There’s more to it—especially in Alaska, where sunsets get really weird—but unpacking details requires a protractor to find the “geometric center of the sun” six degrees below the horizon. If regs are too confusing, remember that night is when it’s dark outside. Landing lights are only required when flying for hire; you determine the wisdom of foregoing one in non-commercial ops. Illuminate position and anti-collision lights whenever it’s even close to dark. Can’t hurt. Better yet, leave them on whenever the prop is turning or about to.
In the old days when aircraft lightbulbs burned out faster than summer flings at Lake Wallenpaupack, hitting the landing light switch meant financial hardship as filaments with the half-life of moscovium-289 shone white hot then fizzled on short final. Today with LEDs, turn ‘em on and leave ‘em on, because they’ll still be glowing long after the sun cools, and the FAA posts its final NOTAM, which given recent history, may have already occurred. As I write (16 Jan 2023), the NOTAM system is still in the shop awaiting parts from Studebaker as evidenced by this statement on the AFSS briefing site: “NOTAM data may not be current due to a US NOTAM Service interruption.” Old news for sure, and it added that a “recheck of data prior to departure may be warranted, lest there be dragons enroute.” A CYA call to AFSS should suffice in keeping hobgoblins with badges from questioning your motives and actions.
Even with all lights ablaze, we need to check our logbook for “three landings to a full stop within the previous 90 days” (FAR 61.57) before carrying passengers who stand around in the dark waiting for you to cram in three abbreviated pattern circuits, then take them aloft to express astonishment over city lights and the fact that little airplanes can fly in the dark. I certainly never cease being amazed, and that brings us back to the poetry and utter civility of twilight at an airport.
My old friend and former student Dave Sanderson didn’t fly as much as I would have liked him to; many students don’t after earning their tickets. But Dave loved to ride with me in my Champ on calm days and would hand-prop it for me to fly alone when the windsock promised crosswind and wind shear below the tree line. That’s fine. Any time spent at the airport, whether flying or watching, is golden. Don’t let anyone dictate how you refuel your soul.
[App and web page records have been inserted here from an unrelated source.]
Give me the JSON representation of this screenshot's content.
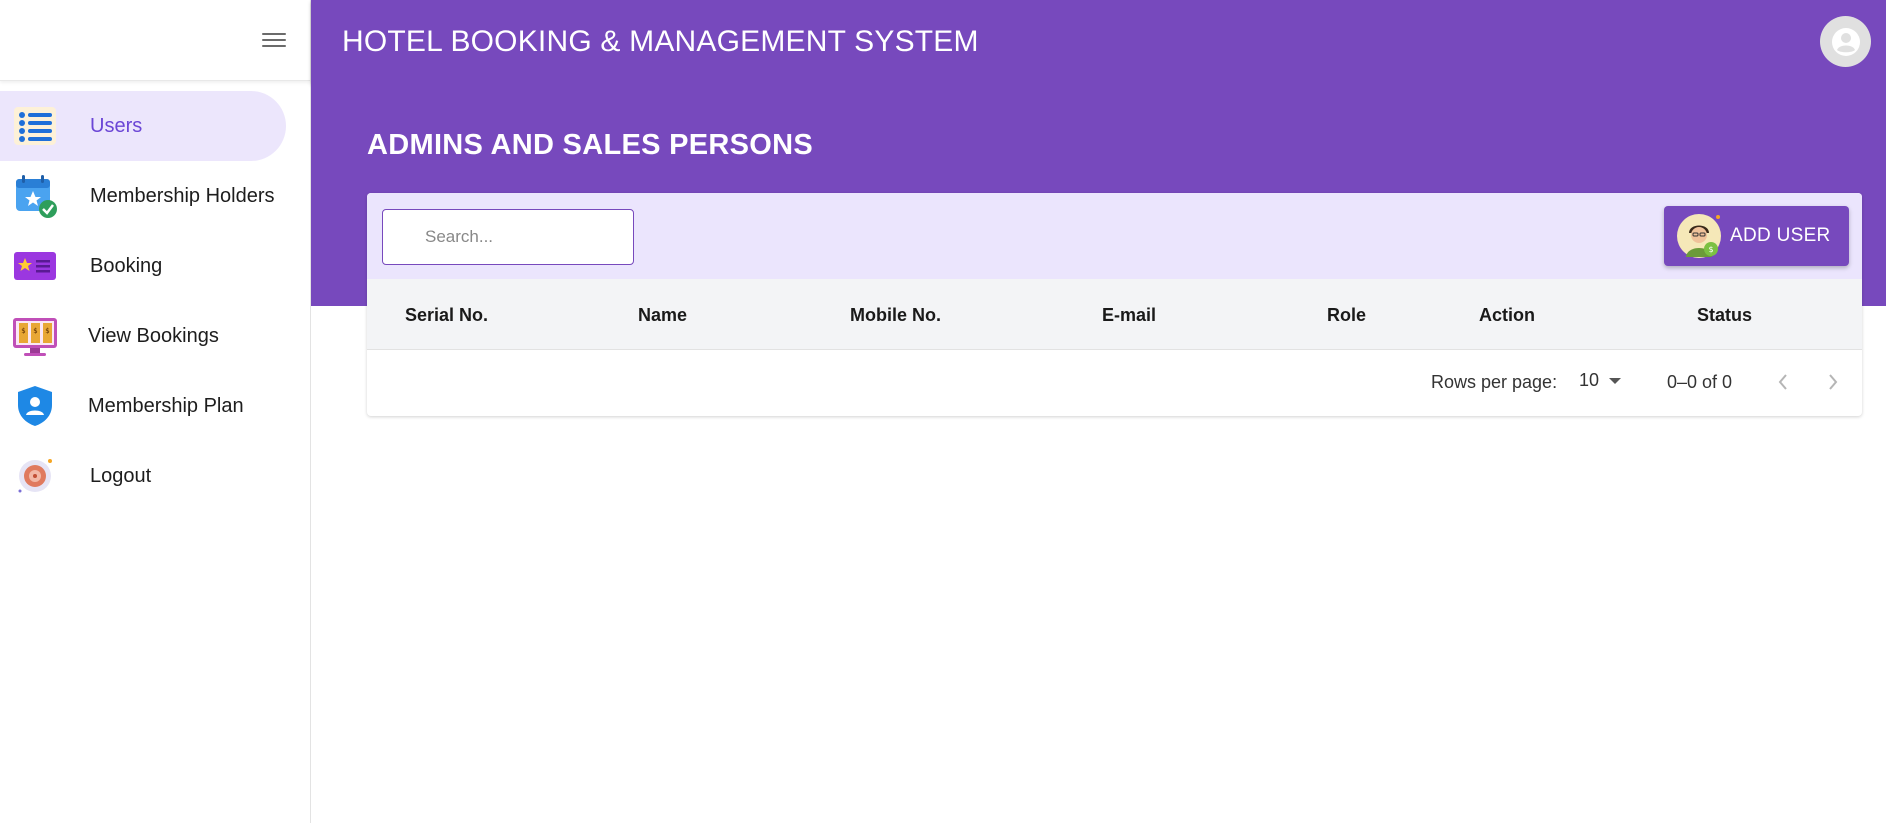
{
  "app": {
    "title": "HOTEL BOOKING & MANAGEMENT SYSTEM"
  },
  "sidebar": {
    "items": [
      {
        "label": "Users",
        "icon": "users-list-icon",
        "active": true
      },
      {
        "label": "Membership Holders",
        "icon": "calendar-star-check-icon"
      },
      {
        "label": "Booking",
        "icon": "ticket-star-icon"
      },
      {
        "label": "View Bookings",
        "icon": "monitor-bookings-icon"
      },
      {
        "label": "Membership Plan",
        "icon": "shield-user-icon"
      },
      {
        "label": "Logout",
        "icon": "logout-icon"
      }
    ]
  },
  "page": {
    "heading": "ADMINS AND SALES PERSONS"
  },
  "search": {
    "placeholder": "Search...",
    "value": ""
  },
  "toolbar": {
    "add_user_label": "ADD USER"
  },
  "table": {
    "columns": [
      "Serial No.",
      "Name",
      "Mobile No.",
      "E-mail",
      "Role",
      "Action",
      "Status"
    ],
    "rows": []
  },
  "pagination": {
    "rows_per_page_label": "Rows per page:",
    "rows_per_page": "10",
    "range": "0–0 of 0"
  },
  "colors": {
    "primary": "#7749bd",
    "active_nav_bg": "#ece6fc",
    "toolbar_bg": "#ebe5fd",
    "table_header_bg": "#f3f4f6"
  }
}
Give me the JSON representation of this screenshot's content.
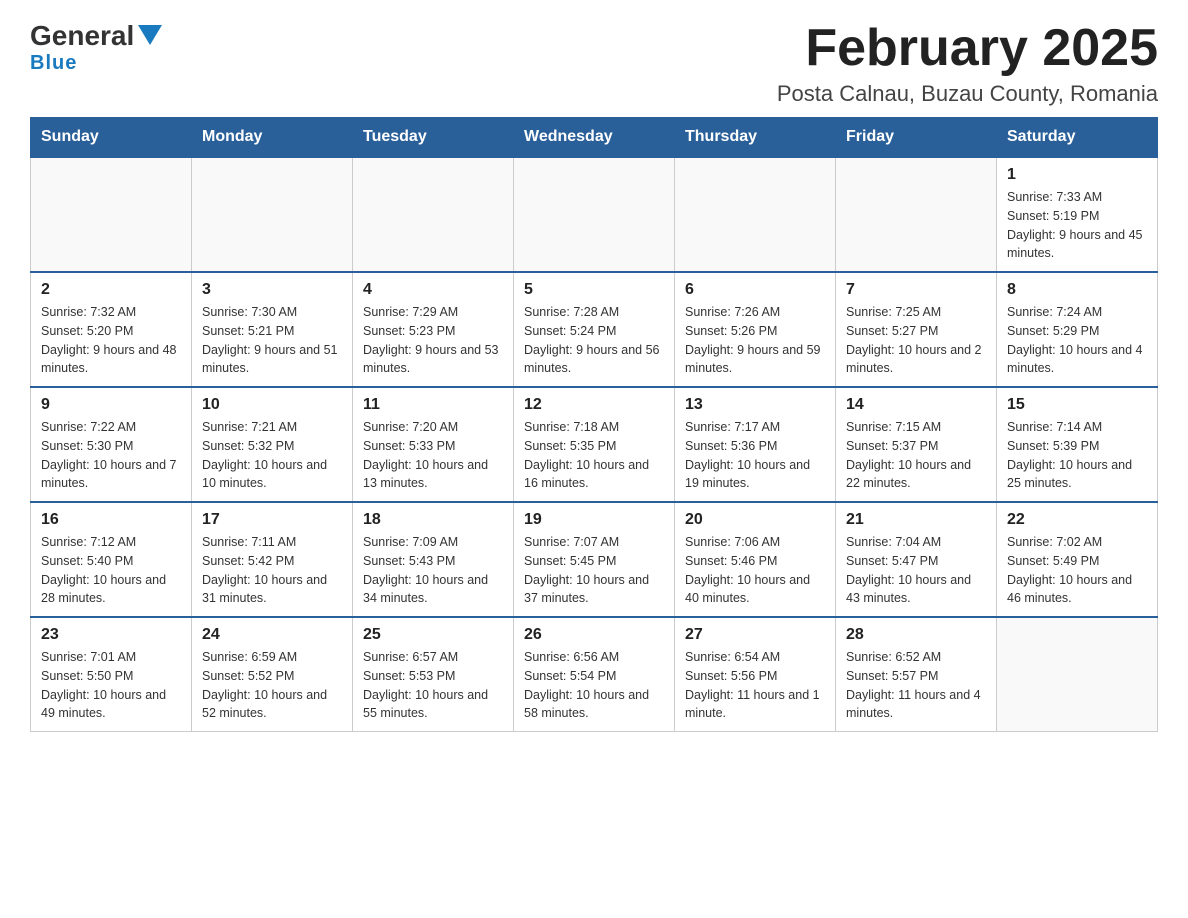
{
  "header": {
    "logo_general": "General",
    "logo_blue": "Blue",
    "month_title": "February 2025",
    "location": "Posta Calnau, Buzau County, Romania"
  },
  "weekdays": [
    "Sunday",
    "Monday",
    "Tuesday",
    "Wednesday",
    "Thursday",
    "Friday",
    "Saturday"
  ],
  "weeks": [
    [
      {
        "day": "",
        "info": ""
      },
      {
        "day": "",
        "info": ""
      },
      {
        "day": "",
        "info": ""
      },
      {
        "day": "",
        "info": ""
      },
      {
        "day": "",
        "info": ""
      },
      {
        "day": "",
        "info": ""
      },
      {
        "day": "1",
        "info": "Sunrise: 7:33 AM\nSunset: 5:19 PM\nDaylight: 9 hours and 45 minutes."
      }
    ],
    [
      {
        "day": "2",
        "info": "Sunrise: 7:32 AM\nSunset: 5:20 PM\nDaylight: 9 hours and 48 minutes."
      },
      {
        "day": "3",
        "info": "Sunrise: 7:30 AM\nSunset: 5:21 PM\nDaylight: 9 hours and 51 minutes."
      },
      {
        "day": "4",
        "info": "Sunrise: 7:29 AM\nSunset: 5:23 PM\nDaylight: 9 hours and 53 minutes."
      },
      {
        "day": "5",
        "info": "Sunrise: 7:28 AM\nSunset: 5:24 PM\nDaylight: 9 hours and 56 minutes."
      },
      {
        "day": "6",
        "info": "Sunrise: 7:26 AM\nSunset: 5:26 PM\nDaylight: 9 hours and 59 minutes."
      },
      {
        "day": "7",
        "info": "Sunrise: 7:25 AM\nSunset: 5:27 PM\nDaylight: 10 hours and 2 minutes."
      },
      {
        "day": "8",
        "info": "Sunrise: 7:24 AM\nSunset: 5:29 PM\nDaylight: 10 hours and 4 minutes."
      }
    ],
    [
      {
        "day": "9",
        "info": "Sunrise: 7:22 AM\nSunset: 5:30 PM\nDaylight: 10 hours and 7 minutes."
      },
      {
        "day": "10",
        "info": "Sunrise: 7:21 AM\nSunset: 5:32 PM\nDaylight: 10 hours and 10 minutes."
      },
      {
        "day": "11",
        "info": "Sunrise: 7:20 AM\nSunset: 5:33 PM\nDaylight: 10 hours and 13 minutes."
      },
      {
        "day": "12",
        "info": "Sunrise: 7:18 AM\nSunset: 5:35 PM\nDaylight: 10 hours and 16 minutes."
      },
      {
        "day": "13",
        "info": "Sunrise: 7:17 AM\nSunset: 5:36 PM\nDaylight: 10 hours and 19 minutes."
      },
      {
        "day": "14",
        "info": "Sunrise: 7:15 AM\nSunset: 5:37 PM\nDaylight: 10 hours and 22 minutes."
      },
      {
        "day": "15",
        "info": "Sunrise: 7:14 AM\nSunset: 5:39 PM\nDaylight: 10 hours and 25 minutes."
      }
    ],
    [
      {
        "day": "16",
        "info": "Sunrise: 7:12 AM\nSunset: 5:40 PM\nDaylight: 10 hours and 28 minutes."
      },
      {
        "day": "17",
        "info": "Sunrise: 7:11 AM\nSunset: 5:42 PM\nDaylight: 10 hours and 31 minutes."
      },
      {
        "day": "18",
        "info": "Sunrise: 7:09 AM\nSunset: 5:43 PM\nDaylight: 10 hours and 34 minutes."
      },
      {
        "day": "19",
        "info": "Sunrise: 7:07 AM\nSunset: 5:45 PM\nDaylight: 10 hours and 37 minutes."
      },
      {
        "day": "20",
        "info": "Sunrise: 7:06 AM\nSunset: 5:46 PM\nDaylight: 10 hours and 40 minutes."
      },
      {
        "day": "21",
        "info": "Sunrise: 7:04 AM\nSunset: 5:47 PM\nDaylight: 10 hours and 43 minutes."
      },
      {
        "day": "22",
        "info": "Sunrise: 7:02 AM\nSunset: 5:49 PM\nDaylight: 10 hours and 46 minutes."
      }
    ],
    [
      {
        "day": "23",
        "info": "Sunrise: 7:01 AM\nSunset: 5:50 PM\nDaylight: 10 hours and 49 minutes."
      },
      {
        "day": "24",
        "info": "Sunrise: 6:59 AM\nSunset: 5:52 PM\nDaylight: 10 hours and 52 minutes."
      },
      {
        "day": "25",
        "info": "Sunrise: 6:57 AM\nSunset: 5:53 PM\nDaylight: 10 hours and 55 minutes."
      },
      {
        "day": "26",
        "info": "Sunrise: 6:56 AM\nSunset: 5:54 PM\nDaylight: 10 hours and 58 minutes."
      },
      {
        "day": "27",
        "info": "Sunrise: 6:54 AM\nSunset: 5:56 PM\nDaylight: 11 hours and 1 minute."
      },
      {
        "day": "28",
        "info": "Sunrise: 6:52 AM\nSunset: 5:57 PM\nDaylight: 11 hours and 4 minutes."
      },
      {
        "day": "",
        "info": ""
      }
    ]
  ]
}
Dave was 70, but around airplanes he exhibited a child’s enthusiasm on Christmas morning, eager to visit open hangars, meet transient pilots to marvel at whatever they flew. His giggling laugh was inspiring. We disagreed on politics, but at a small airfield, such unpleasantries get parked at the gate that’s always unlocked for anyone—pilot or not—who appreciates the blessed civility of the GA community.
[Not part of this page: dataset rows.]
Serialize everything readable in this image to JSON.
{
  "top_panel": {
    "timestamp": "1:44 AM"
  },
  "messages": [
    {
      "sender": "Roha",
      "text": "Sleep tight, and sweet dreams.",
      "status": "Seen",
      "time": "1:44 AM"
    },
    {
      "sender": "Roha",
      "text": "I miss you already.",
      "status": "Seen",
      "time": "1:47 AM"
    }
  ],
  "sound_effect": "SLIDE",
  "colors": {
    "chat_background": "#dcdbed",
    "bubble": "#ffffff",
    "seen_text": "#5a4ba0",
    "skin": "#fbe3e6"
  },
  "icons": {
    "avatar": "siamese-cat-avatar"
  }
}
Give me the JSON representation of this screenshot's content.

My use of past tense in introducing Dave is unwelcome foreshadowing. Clunky literary technique perhaps, but the words don’t flow with any grace at the moment, because he died yesterday from complications in what was expected to be a relatively minor surgery. I don’t know the details and almost don’t care. I know and care that my friend is gone. Not my first. With age comes a growing parade of friends “Gone West.” We mourn them, fly missing-man formations, and quote WH Auden:
“Let aeroplanes circle moaning overhead
Scribbling on the sky the message He Is Dead….”
We’ll tip a single-malt (something Dave liked) in his honor. But as I stand outside my hangar and watch the sun approach six degrees of separation from the horizon—or Kevin Bacon, because Dave loved a cheap gag—I’ll hear The Platters 1958 song wafting past my tinnitus as the last of civil twilight carries another pilot friend away.
“Heavenly shades of night are falling
It’s twilight time…”
Godspeed, David Sanderson.